▶ _What to do_: Looking at the records below, please say how many lines contain the word "data", as a bare number.

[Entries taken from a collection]
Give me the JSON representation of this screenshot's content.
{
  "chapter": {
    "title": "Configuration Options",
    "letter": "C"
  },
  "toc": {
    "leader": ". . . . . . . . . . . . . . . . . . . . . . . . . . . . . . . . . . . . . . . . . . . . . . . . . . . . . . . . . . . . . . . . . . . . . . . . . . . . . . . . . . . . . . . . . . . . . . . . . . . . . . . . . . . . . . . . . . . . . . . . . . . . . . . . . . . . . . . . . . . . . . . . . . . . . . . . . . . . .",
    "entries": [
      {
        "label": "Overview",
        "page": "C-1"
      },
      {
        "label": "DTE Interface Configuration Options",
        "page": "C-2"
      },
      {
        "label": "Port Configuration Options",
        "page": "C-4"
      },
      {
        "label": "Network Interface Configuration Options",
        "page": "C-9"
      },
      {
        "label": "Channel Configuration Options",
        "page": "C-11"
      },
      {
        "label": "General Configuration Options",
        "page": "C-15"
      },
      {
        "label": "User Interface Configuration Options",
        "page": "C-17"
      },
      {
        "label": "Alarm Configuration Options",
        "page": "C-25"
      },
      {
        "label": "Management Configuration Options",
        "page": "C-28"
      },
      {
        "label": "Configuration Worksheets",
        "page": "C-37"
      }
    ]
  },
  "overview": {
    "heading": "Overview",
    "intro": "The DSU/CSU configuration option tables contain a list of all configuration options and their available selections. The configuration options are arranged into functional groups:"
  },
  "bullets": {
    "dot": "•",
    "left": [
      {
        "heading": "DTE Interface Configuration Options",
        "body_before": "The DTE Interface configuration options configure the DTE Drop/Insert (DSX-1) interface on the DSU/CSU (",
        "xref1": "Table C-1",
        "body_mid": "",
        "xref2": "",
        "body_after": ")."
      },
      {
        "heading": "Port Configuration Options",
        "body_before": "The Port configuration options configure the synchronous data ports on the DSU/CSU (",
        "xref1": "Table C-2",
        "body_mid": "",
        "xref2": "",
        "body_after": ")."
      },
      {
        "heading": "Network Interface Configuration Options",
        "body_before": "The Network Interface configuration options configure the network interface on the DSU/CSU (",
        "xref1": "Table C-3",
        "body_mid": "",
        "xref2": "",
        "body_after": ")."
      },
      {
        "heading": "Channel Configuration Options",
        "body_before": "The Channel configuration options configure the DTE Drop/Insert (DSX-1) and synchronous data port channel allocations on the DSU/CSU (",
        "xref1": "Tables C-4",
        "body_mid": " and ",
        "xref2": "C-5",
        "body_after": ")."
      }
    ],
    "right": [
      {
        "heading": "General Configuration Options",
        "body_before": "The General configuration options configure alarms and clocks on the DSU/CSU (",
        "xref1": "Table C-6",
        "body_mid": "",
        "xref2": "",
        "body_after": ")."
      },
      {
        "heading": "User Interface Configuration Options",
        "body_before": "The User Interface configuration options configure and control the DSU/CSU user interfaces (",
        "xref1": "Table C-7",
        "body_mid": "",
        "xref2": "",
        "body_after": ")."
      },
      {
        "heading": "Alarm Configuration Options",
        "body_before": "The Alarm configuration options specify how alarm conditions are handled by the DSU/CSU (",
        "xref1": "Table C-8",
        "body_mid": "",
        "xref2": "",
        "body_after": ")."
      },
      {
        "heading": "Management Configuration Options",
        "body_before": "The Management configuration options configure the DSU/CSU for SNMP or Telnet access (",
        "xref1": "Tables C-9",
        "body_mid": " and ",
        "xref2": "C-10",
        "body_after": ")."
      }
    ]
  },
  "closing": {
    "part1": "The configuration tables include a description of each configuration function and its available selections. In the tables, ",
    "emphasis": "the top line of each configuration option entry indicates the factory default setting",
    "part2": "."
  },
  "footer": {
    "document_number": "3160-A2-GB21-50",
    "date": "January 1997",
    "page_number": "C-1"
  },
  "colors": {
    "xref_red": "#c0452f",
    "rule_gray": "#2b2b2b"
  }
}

▶ _Problem solution_: 2